_Exercise directions_:
Restate the material below word for word, from its first line to its last.

_Data to process_:
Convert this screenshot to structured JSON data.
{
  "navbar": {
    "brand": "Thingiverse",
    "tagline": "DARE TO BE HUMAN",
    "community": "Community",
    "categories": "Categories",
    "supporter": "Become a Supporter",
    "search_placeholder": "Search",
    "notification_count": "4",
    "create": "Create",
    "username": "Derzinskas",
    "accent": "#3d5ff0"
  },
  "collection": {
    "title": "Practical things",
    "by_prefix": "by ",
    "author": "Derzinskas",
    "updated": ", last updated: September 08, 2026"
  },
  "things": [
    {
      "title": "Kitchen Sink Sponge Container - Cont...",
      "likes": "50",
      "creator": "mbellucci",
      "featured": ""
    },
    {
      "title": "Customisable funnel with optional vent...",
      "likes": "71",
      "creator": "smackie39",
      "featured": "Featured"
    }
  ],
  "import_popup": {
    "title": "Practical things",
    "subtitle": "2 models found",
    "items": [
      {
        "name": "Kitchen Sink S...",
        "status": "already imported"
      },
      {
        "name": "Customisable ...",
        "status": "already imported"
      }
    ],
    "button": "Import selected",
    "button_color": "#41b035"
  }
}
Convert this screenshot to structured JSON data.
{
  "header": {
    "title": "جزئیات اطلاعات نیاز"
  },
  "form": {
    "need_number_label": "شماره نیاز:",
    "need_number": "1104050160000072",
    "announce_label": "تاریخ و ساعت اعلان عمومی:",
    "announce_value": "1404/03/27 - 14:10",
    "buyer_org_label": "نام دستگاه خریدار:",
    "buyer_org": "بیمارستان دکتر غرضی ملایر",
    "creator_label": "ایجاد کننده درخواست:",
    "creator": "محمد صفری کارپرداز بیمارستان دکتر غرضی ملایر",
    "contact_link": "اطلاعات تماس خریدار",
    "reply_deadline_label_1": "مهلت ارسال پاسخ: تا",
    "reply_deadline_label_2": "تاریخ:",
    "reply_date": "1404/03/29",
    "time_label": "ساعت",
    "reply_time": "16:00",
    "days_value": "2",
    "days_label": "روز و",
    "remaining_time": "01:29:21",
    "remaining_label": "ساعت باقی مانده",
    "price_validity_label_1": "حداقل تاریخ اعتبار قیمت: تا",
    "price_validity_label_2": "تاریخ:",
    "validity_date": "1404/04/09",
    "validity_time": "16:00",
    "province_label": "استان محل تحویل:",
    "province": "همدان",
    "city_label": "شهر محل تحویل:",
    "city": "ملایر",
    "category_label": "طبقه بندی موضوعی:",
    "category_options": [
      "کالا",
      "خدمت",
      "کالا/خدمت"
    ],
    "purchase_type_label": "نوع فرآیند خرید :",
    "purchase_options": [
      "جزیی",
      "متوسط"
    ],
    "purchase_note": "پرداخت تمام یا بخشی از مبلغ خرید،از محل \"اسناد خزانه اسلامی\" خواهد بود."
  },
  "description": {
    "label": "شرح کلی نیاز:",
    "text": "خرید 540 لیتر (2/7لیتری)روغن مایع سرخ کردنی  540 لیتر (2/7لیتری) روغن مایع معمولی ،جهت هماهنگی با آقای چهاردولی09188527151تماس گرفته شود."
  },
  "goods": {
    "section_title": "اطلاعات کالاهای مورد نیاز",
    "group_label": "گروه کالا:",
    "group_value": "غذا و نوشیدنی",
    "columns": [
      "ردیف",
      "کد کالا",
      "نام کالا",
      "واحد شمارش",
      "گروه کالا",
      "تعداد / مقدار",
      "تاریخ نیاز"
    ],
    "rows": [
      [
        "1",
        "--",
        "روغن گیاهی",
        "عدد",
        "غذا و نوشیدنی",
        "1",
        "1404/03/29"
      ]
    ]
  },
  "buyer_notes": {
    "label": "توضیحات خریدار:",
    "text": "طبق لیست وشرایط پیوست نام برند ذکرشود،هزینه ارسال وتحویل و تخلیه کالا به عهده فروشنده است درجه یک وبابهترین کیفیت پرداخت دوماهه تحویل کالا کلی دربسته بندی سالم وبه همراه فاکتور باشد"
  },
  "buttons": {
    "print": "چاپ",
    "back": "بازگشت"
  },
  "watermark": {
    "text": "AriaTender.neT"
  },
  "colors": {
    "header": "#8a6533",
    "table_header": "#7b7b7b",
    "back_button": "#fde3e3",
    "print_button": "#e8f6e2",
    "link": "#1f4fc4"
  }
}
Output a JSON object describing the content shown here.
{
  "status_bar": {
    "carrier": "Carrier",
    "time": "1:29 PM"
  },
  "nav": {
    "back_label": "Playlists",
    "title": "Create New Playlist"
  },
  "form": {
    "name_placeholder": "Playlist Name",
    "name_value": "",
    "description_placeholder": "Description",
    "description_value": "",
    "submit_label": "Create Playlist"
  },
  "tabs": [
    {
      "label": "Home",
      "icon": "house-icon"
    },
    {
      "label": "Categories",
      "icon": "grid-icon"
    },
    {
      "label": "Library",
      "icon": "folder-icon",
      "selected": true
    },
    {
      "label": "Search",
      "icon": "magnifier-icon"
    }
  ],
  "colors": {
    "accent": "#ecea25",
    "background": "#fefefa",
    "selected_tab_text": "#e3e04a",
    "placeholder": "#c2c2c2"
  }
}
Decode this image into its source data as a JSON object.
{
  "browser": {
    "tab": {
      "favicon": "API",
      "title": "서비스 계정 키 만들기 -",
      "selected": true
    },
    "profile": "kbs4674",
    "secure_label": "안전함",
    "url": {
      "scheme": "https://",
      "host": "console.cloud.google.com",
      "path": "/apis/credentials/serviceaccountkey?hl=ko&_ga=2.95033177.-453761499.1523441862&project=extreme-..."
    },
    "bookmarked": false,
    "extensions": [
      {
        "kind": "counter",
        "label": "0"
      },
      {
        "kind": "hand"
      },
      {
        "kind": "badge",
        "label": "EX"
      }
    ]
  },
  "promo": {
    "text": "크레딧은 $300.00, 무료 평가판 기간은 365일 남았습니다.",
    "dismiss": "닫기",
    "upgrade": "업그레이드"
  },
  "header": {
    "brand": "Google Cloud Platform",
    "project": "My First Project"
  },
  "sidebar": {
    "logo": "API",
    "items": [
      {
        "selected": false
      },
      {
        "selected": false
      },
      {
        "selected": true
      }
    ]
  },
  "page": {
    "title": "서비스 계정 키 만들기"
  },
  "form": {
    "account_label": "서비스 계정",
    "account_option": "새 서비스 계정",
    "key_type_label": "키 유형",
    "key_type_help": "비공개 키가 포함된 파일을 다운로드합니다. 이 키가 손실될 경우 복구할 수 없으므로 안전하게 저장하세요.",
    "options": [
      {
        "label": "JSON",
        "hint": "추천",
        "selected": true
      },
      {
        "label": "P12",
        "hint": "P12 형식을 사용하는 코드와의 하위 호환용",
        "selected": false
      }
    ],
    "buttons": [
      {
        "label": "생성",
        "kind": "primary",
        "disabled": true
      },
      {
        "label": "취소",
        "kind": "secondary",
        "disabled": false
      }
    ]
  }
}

_Answer box_:
Convert this screenshot to structured JSON data.
{
  "navbar": {
    "brand": "Thingiverse",
    "tagline": "DARE TO BE HUMAN",
    "community": "Community",
    "categories": "Categories",
    "supporter": "Become a Supporter",
    "search_placeholder": "Search",
    "notification_count": "4",
    "create": "Create",
    "username": "Derzinskas",
    "accent": "#3d5ff0"
  },
  "collection": {
    "title": "Practical things",
    "by_prefix": "by ",
    "author": "Derzinskas",
    "updated": ", last updated: September 08, 2026"
  },
  "things": [
    {
      "title": "Kitchen Sink Sponge Container - Cont...",
      "likes": "50",
      "creator": "mbellucci",
      "featured": ""
    },
    {
      "title": "Customisable funnel with optional vent...",
      "likes": "71",
      "creator": "smackie39",
      "featured": "Featured"
    }
  ],
  "import_popup": {
    "title": "Practical things",
    "subtitle": "2 models found",
    "items": [
      {
        "name": "Kitchen Sink S...",
        "status": "already imported"
      },
      {
        "name": "Customisable ...",
        "status": "already imported"
      }
    ],
    "button": "Import selected",
    "button_color": "#41b035"
  }
}
Convert this screenshot to structured JSON data.
{
  "header": {
    "title": "جزئیات اطلاعات نیاز"
  },
  "form": {
    "need_number_label": "شماره نیاز:",
    "need_number": "1104050160000072",
    "announce_label": "تاریخ و ساعت اعلان عمومی:",
    "announce_value": "1404/03/27 - 14:10",
    "buyer_org_label": "نام دستگاه خریدار:",
    "buyer_org": "بیمارستان دکتر غرضی ملایر",
    "creator_label": "ایجاد کننده درخواست:",
    "creator": "محمد صفری کارپرداز بیمارستان دکتر غرضی ملایر",
    "contact_link": "اطلاعات تماس خریدار",
    "reply_deadline_label_1": "مهلت ارسال پاسخ: تا",
    "reply_deadline_label_2": "تاریخ:",
    "reply_date": "1404/03/29",
    "time_label": "ساعت",
    "reply_time": "16:00",
    "days_value": "2",
    "days_label": "روز و",
    "remaining_time": "01:29:21",
    "remaining_label": "ساعت باقی مانده",
    "price_validity_label_1": "حداقل تاریخ اعتبار قیمت: تا",
    "price_validity_label_2": "تاریخ:",
    "validity_date": "1404/04/09",
    "validity_time": "16:00",
    "province_label": "استان محل تحویل:",
    "province": "همدان",
    "city_label": "شهر محل تحویل:",
    "city": "ملایر",
    "category_label": "طبقه بندی موضوعی:",
    "category_options": [
      "کالا",
      "خدمت",
      "کالا/خدمت"
    ],
    "purchase_type_label": "نوع فرآیند خرید :",
    "purchase_options": [
      "جزیی",
      "متوسط"
    ],
    "purchase_note": "پرداخت تمام یا بخشی از مبلغ خرید،از محل \"اسناد خزانه اسلامی\" خواهد بود."
  },
  "description": {
    "label": "شرح کلی نیاز:",
    "text": "خرید 540 لیتر (2/7لیتری)روغن مایع سرخ کردنی  540 لیتر (2/7لیتری) روغن مایع معمولی ،جهت هماهنگی با آقای چهاردولی09188527151تماس گرفته شود."
  },
  "goods": {
    "section_title": "اطلاعات کالاهای مورد نیاز",
    "group_label": "گروه کالا:",
    "group_value": "غذا و نوشیدنی",
    "columns": [
      "ردیف",
      "کد کالا",
      "نام کالا",
      "واحد شمارش",
      "گروه کالا",
      "تعداد / مقدار",
      "تاریخ نیاز"
    ],
    "rows": [
      [
        "1",
        "--",
        "روغن گیاهی",
        "عدد",
        "غذا و نوشیدنی",
        "1",
        "1404/03/29"
      ]
    ]
  },
  "buyer_notes": {
    "label": "توضیحات خریدار:",
    "text": "طبق لیست وشرایط پیوست نام برند ذکرشود،هزینه ارسال وتحویل و تخلیه کالا به عهده فروشنده است درجه یک وبابهترین کیفیت پرداخت دوماهه تحویل کالا کلی دربسته بندی سالم وبه همراه فاکتور باشد"
  },
  "buttons": {
    "print": "چاپ",
    "back": "بازگشت"
  },
  "watermark": {
    "text": "AriaTender.neT"
  },
  "colors": {
    "header": "#8a6533",
    "table_header": "#7b7b7b",
    "back_button": "#fde3e3",
    "print_button": "#e8f6e2",
    "link": "#1f4fc4"
  }
}
Output a JSON object describing the content shown here.
{
  "status_bar": {
    "carrier": "Carrier",
    "time": "1:29 PM"
  },
  "nav": {
    "back_label": "Playlists",
    "title": "Create New Playlist"
  },
  "form": {
    "name_placeholder": "Playlist Name",
    "name_value": "",
    "description_placeholder": "Description",
    "description_value": "",
    "submit_label": "Create Playlist"
  },
  "tabs": [
    {
      "label": "Home",
      "icon": "house-icon"
    },
    {
      "label": "Categories",
      "icon": "grid-icon"
    },
    {
      "label": "Library",
      "icon": "folder-icon",
      "selected": true
    },
    {
      "label": "Search",
      "icon": "magnifier-icon"
    }
  ],
  "colors": {
    "accent": "#ecea25",
    "background": "#fefefa",
    "selected_tab_text": "#e3e04a",
    "placeholder": "#c2c2c2"
  }
}
Decode this image into its source data as a JSON object.
{
  "browser": {
    "tab": {
      "favicon": "API",
      "title": "서비스 계정 키 만들기 -",
      "selected": true
    },
    "profile": "kbs4674",
    "secure_label": "안전함",
    "url": {
      "scheme": "https://",
      "host": "console.cloud.google.com",
      "path": "/apis/credentials/serviceaccountkey?hl=ko&_ga=2.95033177.-453761499.1523441862&project=extreme-..."
    },
    "bookmarked": false,
    "extensions": [
      {
        "kind": "counter",
        "label": "0"
      },
      {
        "kind": "hand"
      },
      {
        "kind": "badge",
        "label": "EX"
      }
    ]
  },
  "promo": {
    "text": "크레딧은 $300.00, 무료 평가판 기간은 365일 남았습니다.",
    "dismiss": "닫기",
    "upgrade": "업그레이드"
  },
  "header": {
    "brand": "Google Cloud Platform",
    "project": "My First Project"
  },
  "sidebar": {
    "logo": "API",
    "items": [
      {
        "selected": false
      },
      {
        "selected": false
      },
      {
        "selected": true
      }
    ]
  },
  "page": {
    "title": "서비스 계정 키 만들기"
  },
  "form": {
    "account_label": "서비스 계정",
    "account_option": "새 서비스 계정",
    "key_type_label": "키 유형",
    "key_type_help": "비공개 키가 포함된 파일을 다운로드합니다. 이 키가 손실될 경우 복구할 수 없으므로 안전하게 저장하세요.",
    "options": [
      {
        "label": "JSON",
        "hint": "추천",
        "selected": true
      },
      {
        "label": "P12",
        "hint": "P12 형식을 사용하는 코드와의 하위 호환용",
        "selected": false
      }
    ],
    "buttons": [
      {
        "label": "생성",
        "kind": "primary",
        "disabled": true
      },
      {
        "label": "취소",
        "kind": "secondary",
        "disabled": false
      }
    ]
  }
}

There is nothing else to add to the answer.